Pentecost 12: 7 August Luke 12:32-40
We should probably begin this passage with the preceding verse, which speaks of seeking the kingdom and receiving what one had been anxious about. Certainly the opening verse sets the framework for what follows. God wants to give us the kingdom! That needs unpacking. It means God wants us to benefit from what will happen when God’s will finally triumphs. To long for the kingdom is to long for something which is promised and promising. Our ultimate hope then rests in God’s own being as one who wants to give. This is trust which sets us free.
It sets us free to deal with wealth creatively. 12:33 speaks of selling property and using the proceeds for others. Today this is complex, but the principle is simple. The complexity of our situation can be our camouflage for inaction. The reality is that we need to address the underlying possessive anxieties which our world has a way of escalating.
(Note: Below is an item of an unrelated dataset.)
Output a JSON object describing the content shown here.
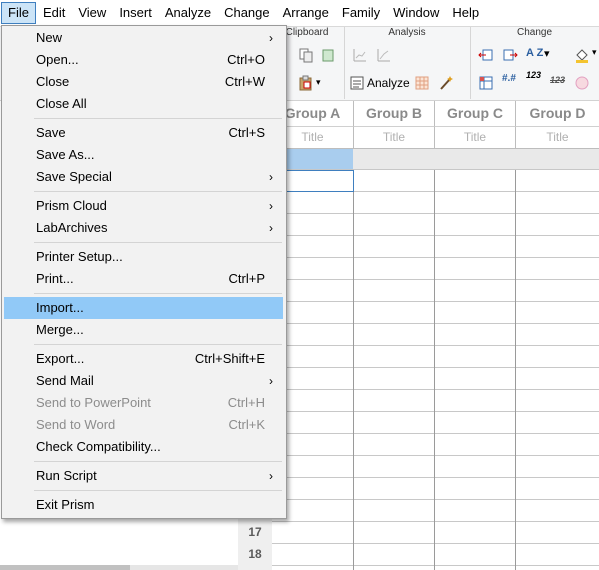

When we do so, then we can be free to let our wealth go and use it (as wisely as our best caring strategies determine). This is both something which grace generates and something where the sequence is not automatic. Grace needs a shove because the sophisticated rationalisations for selfishness create heavy drag.
There is something liberating in the honesty of the passage. There is no pretending here that we cease caring about ourselves. The passage even uses monetary metaphors to make the point. Go for wealth that will pay dividends. Go for purses that will not wear thin and lose your money. In other words, the sayings challenge people to act in their own best interests and within the framework of the gospel that means to merge inseparably together: love of self, love of others and love of God. So much Christian talk in this area is denial if not dishonest, when it implies that in choosing this way we are somehow not acting in our own interests. The trouble with such approaches is that the denied self-interest then takes the liberty to run wild and sometimes out of control creating havoc. Such selfless people become unaware through such denial that their self-centredness distorts their lives surreptitiously.
There is, nevertheless, the equally serious danger that these words are not connected to the wider context of the gospel and that Christian faith becomes only self-interest with all else, including love for God and neighbour, just a means to the end of gaining the reward. It is a very marketable approach but denies the heart of the gospel.
The verses 35-40 may sound like a confused merging of the parable of the girls in Matthew 25, warnings about returning householders in Mark 13, burglars and Jesus' washing his disciples’ feet. More likely it reflects an earlier stage of such traditions. The wedding image was commonly used to picture the coming of the kingdom. It is an image of celebration and feasting, doubtless reflecting its central place as an event of celebration in every day life. The feasting image also stands behind the symbolic meals of special groups who yearned for God’s justice to triumph, not least those of the Jesus movement who met over what we now call the eucharistic feast. ‘Your kingdom come’ takes on these contours. So this is the same as the gift of the kingdom in 12:32 and the treasury of hope in 12:22-24.
The wedding reached its climax with the husband bringing his wife home. The household slaves would need to stay up waiting for whenever the party would come. Parents may connect this with waiting up for their teenage children to come home! But it is really all part of the celebration. The imagery should not be pressed too hard, but it is unmistakably filled with expectation and joy, even if it is being described within the hierarchical framework of the ancient household of slaves. Joy is central. What gives us joy? That is where Luke wants us to locate our spirituality.
Notice the extraordinary behaviour of the bridegroom. He will come and serve the slaves as if they are the masters and he, their slave. This may refer to an unknown tradition linked with the ceremony. We do not know. Certainly it fits the image of the kingdom as Jesus develops the image. For the kingdom is not about power and control but about compassion. Though I am not convinced that the author of John’s gospel knew this passage, the image of Jesus washing his disciples’ feet which we find in John 13 certainly belongs in the same ball park. It is this kind of kingdom - where love and caring rules.
12:39-40 look at the other side of the coin. At one level it functions as a warning to be alert and ready for the coming of the Son of Man, which even Luke contemplated as likely to happen at any time. 2000 years later it is hard to pump up the readiness argument in the same way. But alertness is just as urgent in other ways. Our problem is not the occasional break in, but the constant infiltration of those values which burgle the gospel and besiege the believer with alternative value systems designed to sustain profit for the well off. Our task is more like needing to be alert for the occasional apostle of justice and humanity, to offer them hospitality and support in a world where all the subtle and not so subtle messages are calling for more of the same, more for us and less for them.
Epistle: Pentecost 12: 7 August Hebrews 11:1-3, 8-16